Playing through Chopin’s B minor Waltz with its sighing motif (Video commentary)
Last night I sat myself down at my imperfectly regulated Steinway M grand and managed to sigh several times through torrents of phrases crafted by design and inspiration to tug at the heartstrings.
And in the video below, I journeyed in baby steps through this intensely emotional landscape pinpointing how I could flesh out the SIGHs that spill from recurrent tied notes in Chopin’s somber Waltz in B Minor, Op. 69, No.2. (The singing tone–molto cantabile-is intrinsic to this music)
It seemed natural to draw a comparison to the violin in the execution of such repetitive figures.

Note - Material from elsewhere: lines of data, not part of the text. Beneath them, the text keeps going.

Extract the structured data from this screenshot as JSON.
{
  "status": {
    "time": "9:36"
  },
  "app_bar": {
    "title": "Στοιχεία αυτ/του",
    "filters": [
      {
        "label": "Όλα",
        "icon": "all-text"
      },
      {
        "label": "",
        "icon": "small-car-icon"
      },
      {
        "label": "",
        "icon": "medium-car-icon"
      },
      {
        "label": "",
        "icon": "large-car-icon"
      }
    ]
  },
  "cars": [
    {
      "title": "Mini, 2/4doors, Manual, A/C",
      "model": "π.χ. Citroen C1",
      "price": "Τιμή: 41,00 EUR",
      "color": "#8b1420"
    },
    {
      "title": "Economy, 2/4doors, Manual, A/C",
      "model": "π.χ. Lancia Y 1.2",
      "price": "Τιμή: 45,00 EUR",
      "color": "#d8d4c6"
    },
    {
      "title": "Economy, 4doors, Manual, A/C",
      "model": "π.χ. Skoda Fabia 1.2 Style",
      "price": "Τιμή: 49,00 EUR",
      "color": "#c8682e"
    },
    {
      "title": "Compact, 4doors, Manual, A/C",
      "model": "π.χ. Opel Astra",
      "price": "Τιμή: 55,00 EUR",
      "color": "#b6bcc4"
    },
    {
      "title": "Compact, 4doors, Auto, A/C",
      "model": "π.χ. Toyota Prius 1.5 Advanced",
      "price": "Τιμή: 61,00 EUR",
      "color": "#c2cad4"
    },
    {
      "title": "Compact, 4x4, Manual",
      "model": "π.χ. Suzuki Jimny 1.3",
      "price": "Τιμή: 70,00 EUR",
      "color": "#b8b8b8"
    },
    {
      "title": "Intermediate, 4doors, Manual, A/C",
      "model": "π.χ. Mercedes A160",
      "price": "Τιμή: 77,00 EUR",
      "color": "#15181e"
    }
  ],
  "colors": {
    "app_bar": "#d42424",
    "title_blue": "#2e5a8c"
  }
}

If I had a bow in my hand I would delay entry into the string and follow through with a deliberate broadening of the tone. (I spent six years of my life studying violin noting its carryover to the keyboard)
No doubt it’s easier to draw a slow bow than to translate this effect to the piano, but a pianist can accomplish the same by entering a note from below using a dipping wrist.
The permeating tied notes that seek relief in a curve down, dissipating motion flow into a contrasting middle section in D Major, marked con anime, with animation. Here the notes are lifted and configured in groups of three leading to a longer note.
To realize the vibrancy and unique character of the dotted-quarters springing from the shorter eighths, still another delayed entry into these longer ones is suggested. But just as conspicuous is the circular motion of the phrases that move the composition along. To best flesh out these shapes, I enlist the right elbow to swing in and out in counter-clockwise movement.
In measures where there is a sudden note-wise build-up in passion and intensity (forte outpourings, along with a staccato, or PORTATO) I find that broadening these streams of notes thwarts a tendency to crowd them. And allied to this more relaxed, freedom of expression is a tasteful application of rubato.
A second interlude in the B minor Nocturne utilizes the Parallel B Major key, giving the composition a lift. But no sooner than our emotions are plied, we are pulled back to the somber opening theme with its elaboration that closes the composition in sighing despair.
I consider this Waltz a favorite of mine and dote upon Artur Rubenstein’s reading on You Tube. His performance has a disarming simplicity, framed in a relaxed tempo. In all, the master takes about 4 minutes to weave his poetry with the grace and beauty he’s known for.
What Pianists can Learn from String Players